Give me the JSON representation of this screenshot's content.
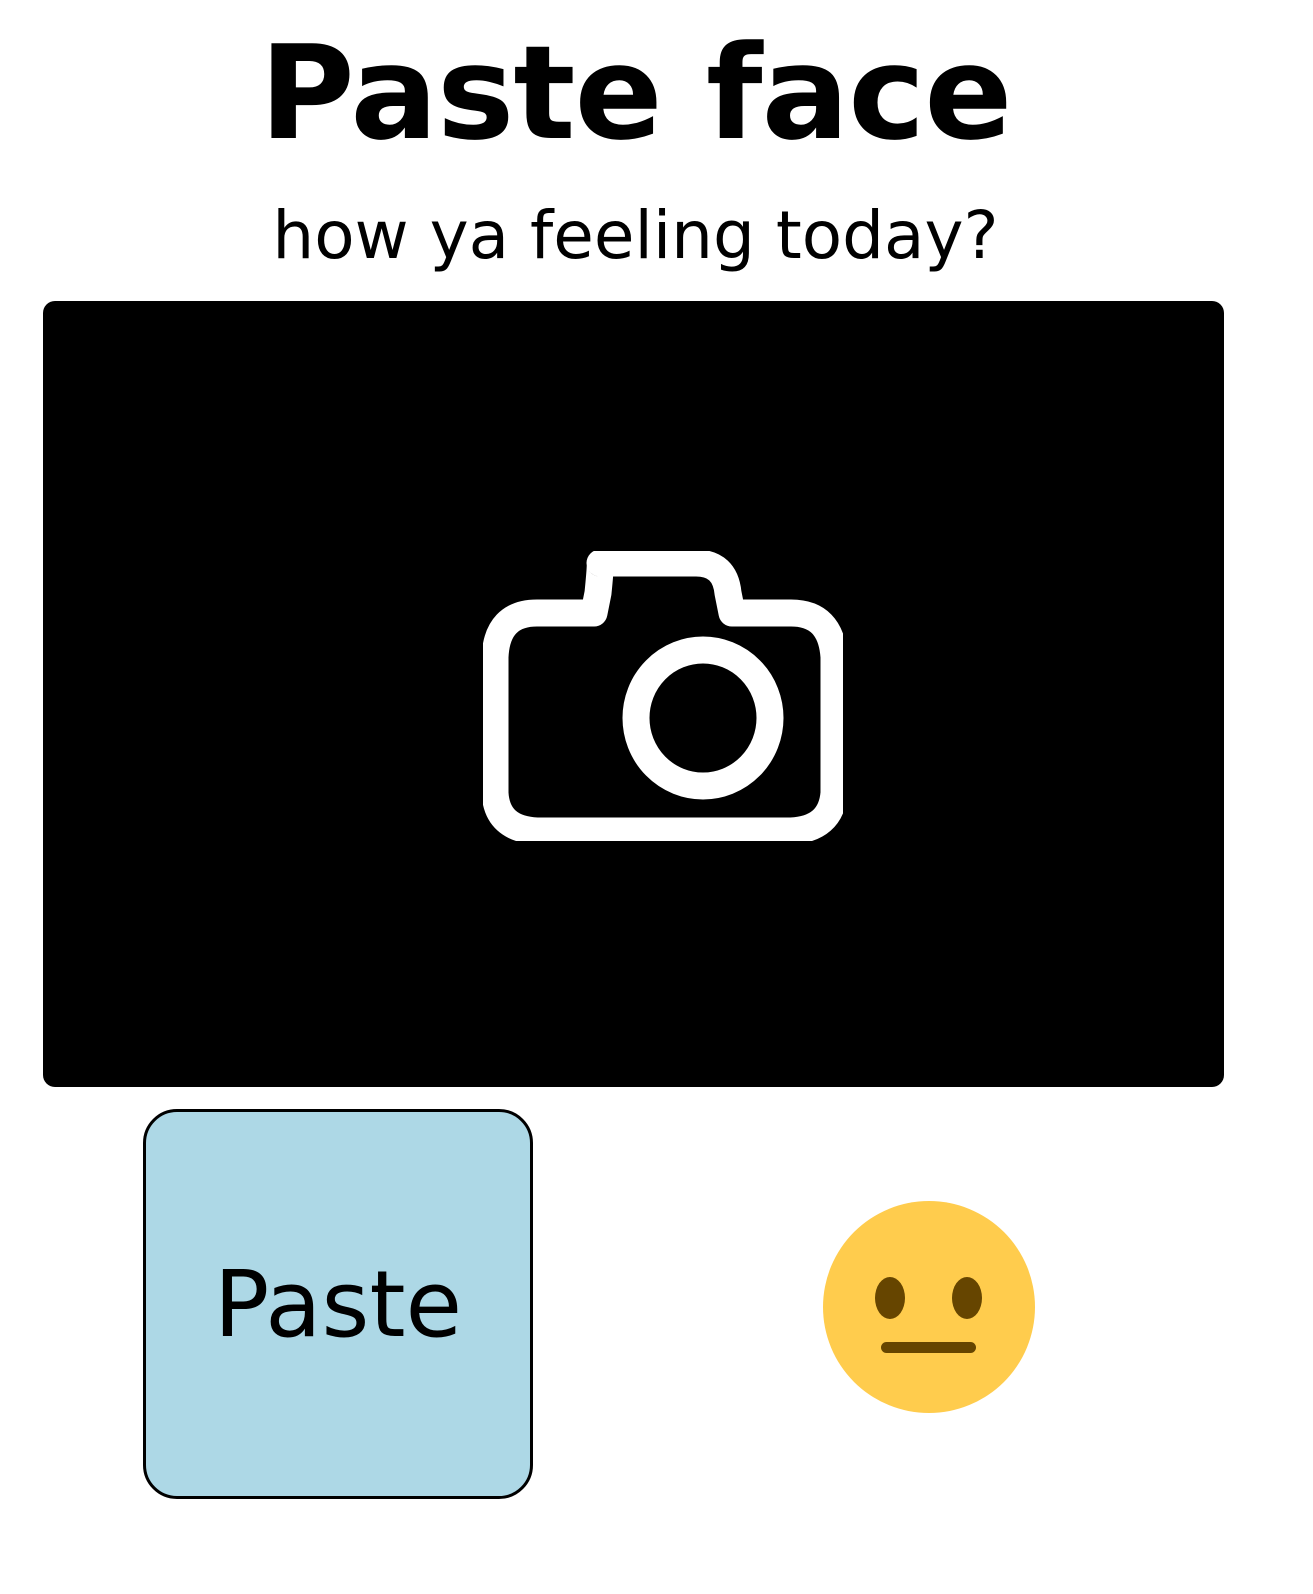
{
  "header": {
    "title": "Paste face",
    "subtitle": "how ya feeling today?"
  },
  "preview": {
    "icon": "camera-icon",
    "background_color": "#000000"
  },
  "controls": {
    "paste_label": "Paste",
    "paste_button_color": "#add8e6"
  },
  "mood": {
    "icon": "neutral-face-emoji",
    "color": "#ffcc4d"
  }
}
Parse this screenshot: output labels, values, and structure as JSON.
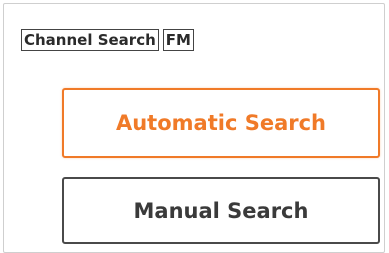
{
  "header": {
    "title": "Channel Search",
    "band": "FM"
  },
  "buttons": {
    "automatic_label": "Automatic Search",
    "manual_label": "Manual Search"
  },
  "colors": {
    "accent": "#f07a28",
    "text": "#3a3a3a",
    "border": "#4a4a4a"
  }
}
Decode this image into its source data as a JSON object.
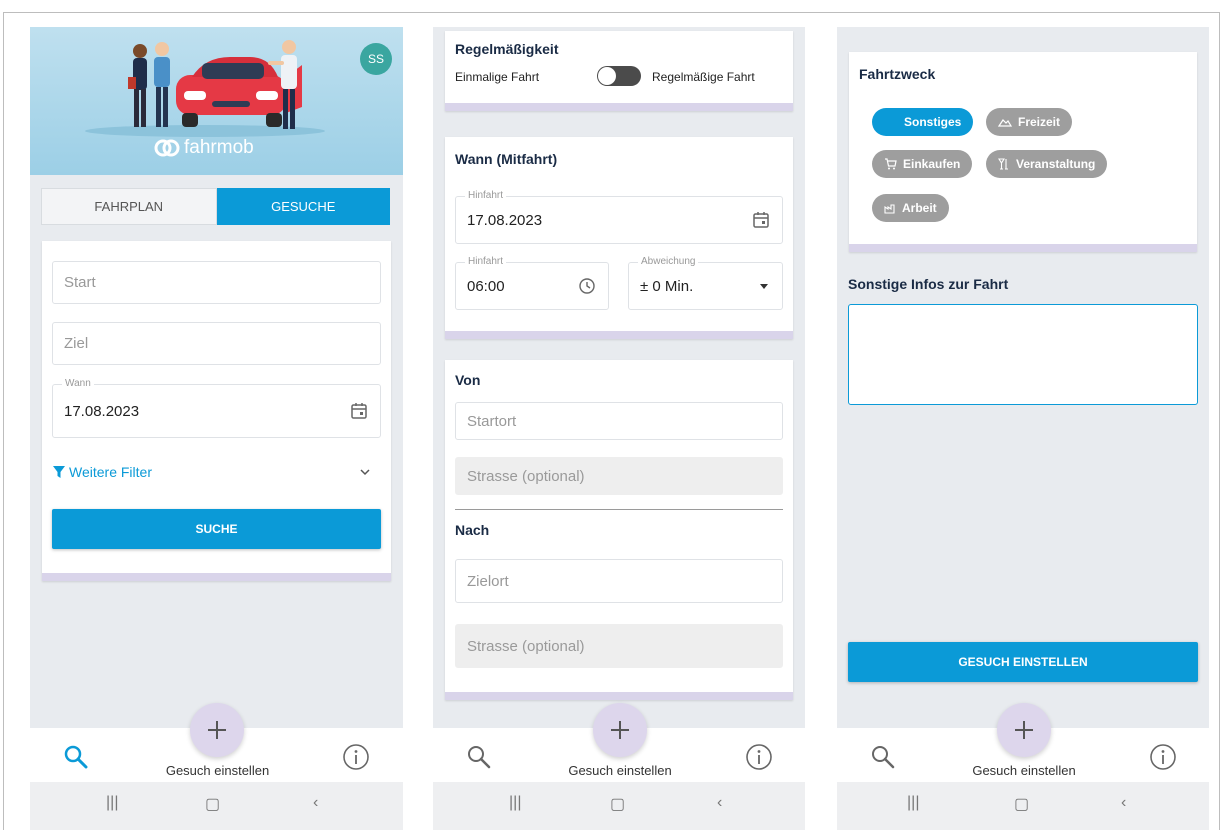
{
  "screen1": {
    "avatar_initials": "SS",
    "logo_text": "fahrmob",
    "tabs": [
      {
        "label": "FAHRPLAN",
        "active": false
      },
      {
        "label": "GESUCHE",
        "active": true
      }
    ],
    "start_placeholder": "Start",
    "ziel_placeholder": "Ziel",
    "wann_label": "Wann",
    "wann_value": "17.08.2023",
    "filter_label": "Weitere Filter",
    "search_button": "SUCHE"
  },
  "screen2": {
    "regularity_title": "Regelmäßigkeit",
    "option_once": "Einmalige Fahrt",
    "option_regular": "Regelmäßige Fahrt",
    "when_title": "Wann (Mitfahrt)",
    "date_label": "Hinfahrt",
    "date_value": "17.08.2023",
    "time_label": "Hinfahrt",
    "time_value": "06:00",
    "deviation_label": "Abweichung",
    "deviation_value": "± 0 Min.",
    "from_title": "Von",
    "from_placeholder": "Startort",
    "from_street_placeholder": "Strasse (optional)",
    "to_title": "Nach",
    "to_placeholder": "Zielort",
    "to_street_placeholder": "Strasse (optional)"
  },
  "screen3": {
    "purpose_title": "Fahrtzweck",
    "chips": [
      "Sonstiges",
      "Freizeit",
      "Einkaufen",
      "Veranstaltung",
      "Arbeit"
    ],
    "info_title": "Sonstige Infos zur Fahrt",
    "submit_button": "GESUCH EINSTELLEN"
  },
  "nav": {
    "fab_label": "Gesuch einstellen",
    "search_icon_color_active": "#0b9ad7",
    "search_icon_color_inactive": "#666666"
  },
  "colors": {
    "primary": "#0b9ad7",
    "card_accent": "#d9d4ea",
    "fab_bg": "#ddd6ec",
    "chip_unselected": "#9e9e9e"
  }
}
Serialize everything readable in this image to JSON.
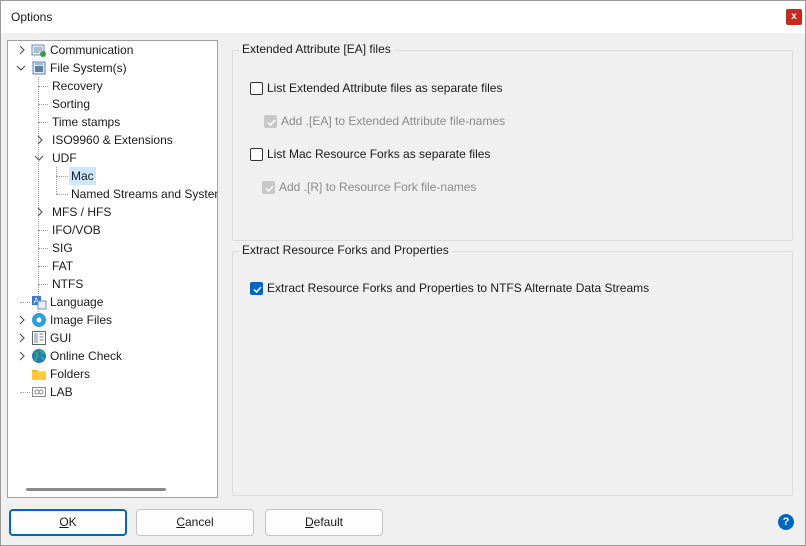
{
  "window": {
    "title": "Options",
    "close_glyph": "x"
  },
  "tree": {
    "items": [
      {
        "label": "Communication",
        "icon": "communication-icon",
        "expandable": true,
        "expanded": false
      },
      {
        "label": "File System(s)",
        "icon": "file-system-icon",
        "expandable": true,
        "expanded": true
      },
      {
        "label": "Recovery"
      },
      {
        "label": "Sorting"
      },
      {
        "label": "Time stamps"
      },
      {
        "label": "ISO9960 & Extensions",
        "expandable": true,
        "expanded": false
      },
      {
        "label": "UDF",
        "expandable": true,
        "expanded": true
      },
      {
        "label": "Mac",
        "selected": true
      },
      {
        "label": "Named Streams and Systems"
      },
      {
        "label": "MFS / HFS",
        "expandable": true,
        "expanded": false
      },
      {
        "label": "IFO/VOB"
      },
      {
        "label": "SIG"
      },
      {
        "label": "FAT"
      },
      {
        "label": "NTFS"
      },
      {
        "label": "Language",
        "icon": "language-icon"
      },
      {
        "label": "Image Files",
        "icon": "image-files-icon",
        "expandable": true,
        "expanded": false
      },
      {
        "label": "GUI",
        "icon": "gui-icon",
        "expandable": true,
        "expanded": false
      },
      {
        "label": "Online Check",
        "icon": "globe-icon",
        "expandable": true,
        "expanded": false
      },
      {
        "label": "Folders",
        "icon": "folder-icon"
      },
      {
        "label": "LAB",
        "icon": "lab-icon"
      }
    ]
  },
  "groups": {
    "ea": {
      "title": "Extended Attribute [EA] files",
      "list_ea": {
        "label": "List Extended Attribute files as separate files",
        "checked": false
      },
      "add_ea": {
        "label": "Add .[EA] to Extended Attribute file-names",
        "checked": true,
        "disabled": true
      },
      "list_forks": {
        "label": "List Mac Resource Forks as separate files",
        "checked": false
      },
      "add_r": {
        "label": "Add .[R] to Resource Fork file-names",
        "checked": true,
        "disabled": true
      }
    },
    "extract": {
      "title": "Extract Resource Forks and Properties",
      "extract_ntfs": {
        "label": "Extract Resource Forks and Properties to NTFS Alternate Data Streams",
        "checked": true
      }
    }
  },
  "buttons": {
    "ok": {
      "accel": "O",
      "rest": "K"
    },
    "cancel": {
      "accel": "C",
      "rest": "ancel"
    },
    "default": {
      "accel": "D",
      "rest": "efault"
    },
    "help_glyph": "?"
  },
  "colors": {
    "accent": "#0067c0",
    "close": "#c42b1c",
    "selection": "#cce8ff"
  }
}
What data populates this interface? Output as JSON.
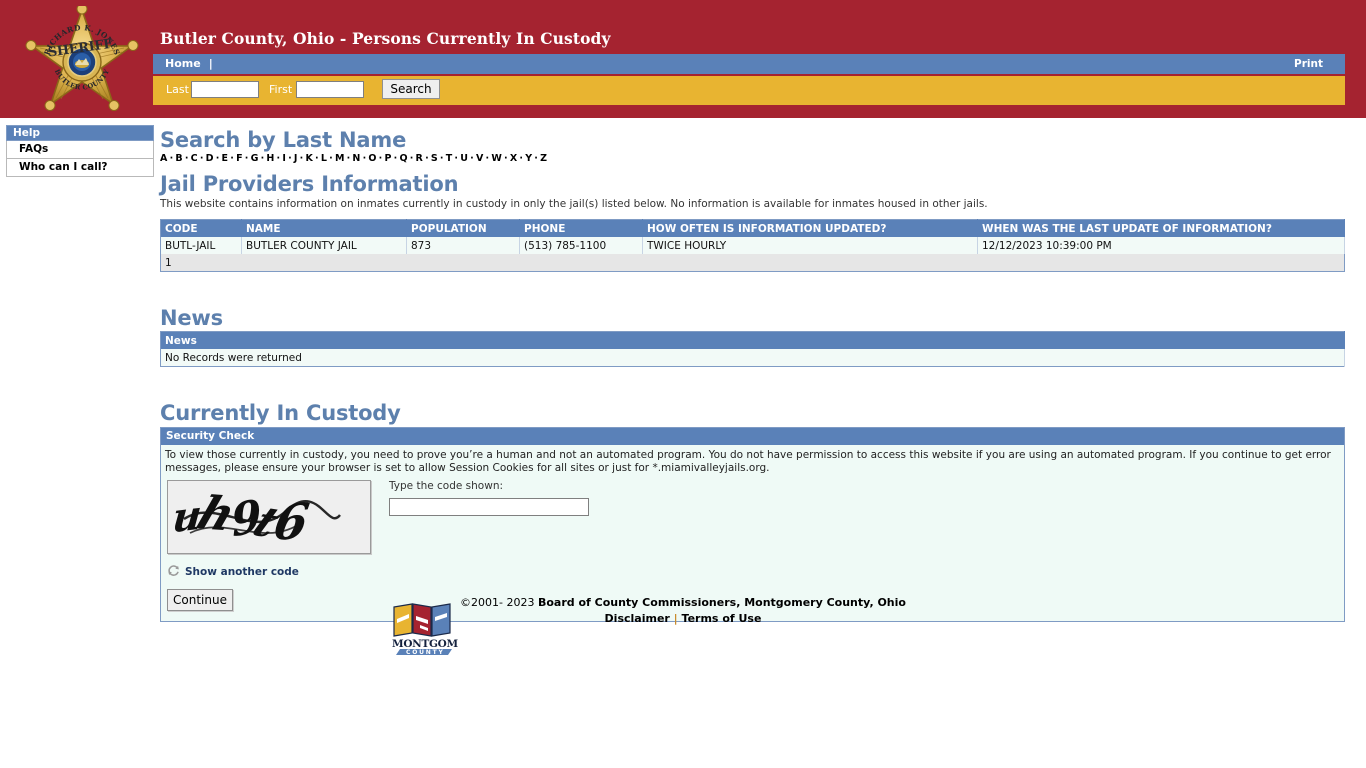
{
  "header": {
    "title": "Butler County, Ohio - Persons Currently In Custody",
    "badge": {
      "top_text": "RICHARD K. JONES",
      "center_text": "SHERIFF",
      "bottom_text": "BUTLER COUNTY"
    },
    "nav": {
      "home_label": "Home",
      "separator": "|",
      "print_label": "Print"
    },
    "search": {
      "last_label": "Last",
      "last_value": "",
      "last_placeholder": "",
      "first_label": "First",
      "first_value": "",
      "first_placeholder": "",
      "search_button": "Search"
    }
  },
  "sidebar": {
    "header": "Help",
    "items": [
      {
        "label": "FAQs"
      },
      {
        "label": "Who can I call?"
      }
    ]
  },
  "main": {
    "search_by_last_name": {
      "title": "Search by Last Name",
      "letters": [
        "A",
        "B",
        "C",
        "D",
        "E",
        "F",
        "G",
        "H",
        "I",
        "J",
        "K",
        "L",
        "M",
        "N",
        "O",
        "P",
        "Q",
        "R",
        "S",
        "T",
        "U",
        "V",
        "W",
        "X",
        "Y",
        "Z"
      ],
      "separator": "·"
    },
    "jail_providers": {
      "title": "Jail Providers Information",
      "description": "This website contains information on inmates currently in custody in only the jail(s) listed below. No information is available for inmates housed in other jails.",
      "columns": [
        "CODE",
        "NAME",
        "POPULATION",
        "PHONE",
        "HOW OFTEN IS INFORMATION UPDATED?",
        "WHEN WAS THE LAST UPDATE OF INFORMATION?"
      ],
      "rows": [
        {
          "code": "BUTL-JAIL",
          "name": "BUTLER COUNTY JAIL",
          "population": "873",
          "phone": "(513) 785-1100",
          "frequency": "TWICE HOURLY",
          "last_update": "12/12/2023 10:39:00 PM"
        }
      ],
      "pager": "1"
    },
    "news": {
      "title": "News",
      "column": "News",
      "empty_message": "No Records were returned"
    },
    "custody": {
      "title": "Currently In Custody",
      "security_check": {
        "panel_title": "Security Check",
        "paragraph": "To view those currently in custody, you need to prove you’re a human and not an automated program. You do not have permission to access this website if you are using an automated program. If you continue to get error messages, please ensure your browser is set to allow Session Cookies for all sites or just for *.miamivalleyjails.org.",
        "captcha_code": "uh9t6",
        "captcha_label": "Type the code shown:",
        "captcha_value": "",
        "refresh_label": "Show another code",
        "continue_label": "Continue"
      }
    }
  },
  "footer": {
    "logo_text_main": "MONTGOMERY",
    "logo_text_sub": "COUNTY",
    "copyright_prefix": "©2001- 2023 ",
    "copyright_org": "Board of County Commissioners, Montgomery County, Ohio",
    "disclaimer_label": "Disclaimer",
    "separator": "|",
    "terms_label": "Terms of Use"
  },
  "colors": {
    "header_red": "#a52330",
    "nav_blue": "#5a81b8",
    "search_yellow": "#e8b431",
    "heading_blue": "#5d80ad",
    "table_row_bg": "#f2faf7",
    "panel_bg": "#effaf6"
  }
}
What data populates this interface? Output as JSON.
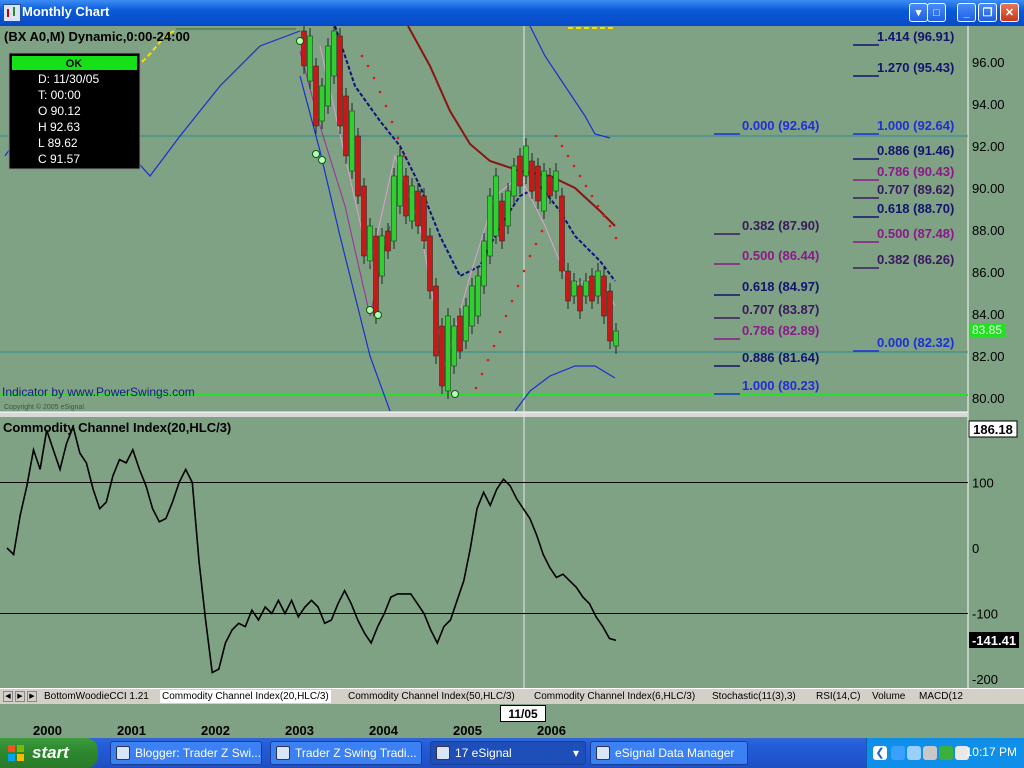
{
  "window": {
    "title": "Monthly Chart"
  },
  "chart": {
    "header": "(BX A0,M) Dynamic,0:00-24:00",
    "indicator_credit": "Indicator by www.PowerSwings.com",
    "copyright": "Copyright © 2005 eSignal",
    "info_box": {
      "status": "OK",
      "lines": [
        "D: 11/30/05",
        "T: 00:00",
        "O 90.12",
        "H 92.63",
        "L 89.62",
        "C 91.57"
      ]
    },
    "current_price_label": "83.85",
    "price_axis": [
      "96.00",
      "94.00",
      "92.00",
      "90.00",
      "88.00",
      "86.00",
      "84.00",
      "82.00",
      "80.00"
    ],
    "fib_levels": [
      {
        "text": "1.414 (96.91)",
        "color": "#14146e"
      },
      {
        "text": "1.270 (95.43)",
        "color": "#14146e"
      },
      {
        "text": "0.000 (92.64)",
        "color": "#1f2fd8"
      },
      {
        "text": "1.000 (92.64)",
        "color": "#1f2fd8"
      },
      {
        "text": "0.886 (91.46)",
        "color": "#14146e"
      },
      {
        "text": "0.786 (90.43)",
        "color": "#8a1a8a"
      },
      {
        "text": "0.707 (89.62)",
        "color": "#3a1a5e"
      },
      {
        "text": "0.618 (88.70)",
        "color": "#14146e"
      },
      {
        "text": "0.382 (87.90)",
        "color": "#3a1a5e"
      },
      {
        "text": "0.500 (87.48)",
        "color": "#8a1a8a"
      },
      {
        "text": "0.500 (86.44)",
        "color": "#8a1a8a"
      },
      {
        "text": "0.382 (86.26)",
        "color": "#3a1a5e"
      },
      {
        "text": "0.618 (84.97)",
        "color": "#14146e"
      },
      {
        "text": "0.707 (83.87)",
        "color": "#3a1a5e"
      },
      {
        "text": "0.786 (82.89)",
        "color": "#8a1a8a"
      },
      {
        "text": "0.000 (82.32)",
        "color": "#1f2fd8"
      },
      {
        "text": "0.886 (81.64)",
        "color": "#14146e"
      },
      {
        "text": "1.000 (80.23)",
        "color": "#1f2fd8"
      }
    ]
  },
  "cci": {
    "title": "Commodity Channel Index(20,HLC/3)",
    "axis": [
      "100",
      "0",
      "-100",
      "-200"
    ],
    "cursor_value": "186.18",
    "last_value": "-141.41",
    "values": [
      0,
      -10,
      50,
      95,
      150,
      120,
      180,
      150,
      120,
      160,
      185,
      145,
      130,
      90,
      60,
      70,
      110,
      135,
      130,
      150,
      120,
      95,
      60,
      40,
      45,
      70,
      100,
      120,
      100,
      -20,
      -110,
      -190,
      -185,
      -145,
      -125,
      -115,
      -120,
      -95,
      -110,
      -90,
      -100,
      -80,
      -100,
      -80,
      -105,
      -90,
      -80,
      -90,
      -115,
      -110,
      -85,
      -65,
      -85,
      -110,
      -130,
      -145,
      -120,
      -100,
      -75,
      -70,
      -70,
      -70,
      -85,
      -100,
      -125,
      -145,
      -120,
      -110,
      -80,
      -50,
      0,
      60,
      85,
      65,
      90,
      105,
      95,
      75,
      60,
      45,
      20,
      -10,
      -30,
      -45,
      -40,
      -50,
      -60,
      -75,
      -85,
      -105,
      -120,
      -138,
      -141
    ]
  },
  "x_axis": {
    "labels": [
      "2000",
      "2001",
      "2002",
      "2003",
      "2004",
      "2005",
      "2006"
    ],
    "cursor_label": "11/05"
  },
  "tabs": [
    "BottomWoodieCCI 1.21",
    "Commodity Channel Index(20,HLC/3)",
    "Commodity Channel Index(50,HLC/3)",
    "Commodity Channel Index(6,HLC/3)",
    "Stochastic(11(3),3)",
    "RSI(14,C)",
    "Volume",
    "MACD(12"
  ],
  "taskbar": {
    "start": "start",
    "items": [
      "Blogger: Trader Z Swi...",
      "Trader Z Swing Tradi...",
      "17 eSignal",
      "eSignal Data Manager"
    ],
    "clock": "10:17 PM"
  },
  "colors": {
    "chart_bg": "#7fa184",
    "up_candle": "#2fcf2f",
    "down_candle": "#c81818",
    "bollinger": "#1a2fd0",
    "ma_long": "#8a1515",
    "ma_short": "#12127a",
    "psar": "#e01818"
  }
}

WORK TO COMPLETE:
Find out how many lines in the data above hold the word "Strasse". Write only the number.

TASK OUTPUT:
2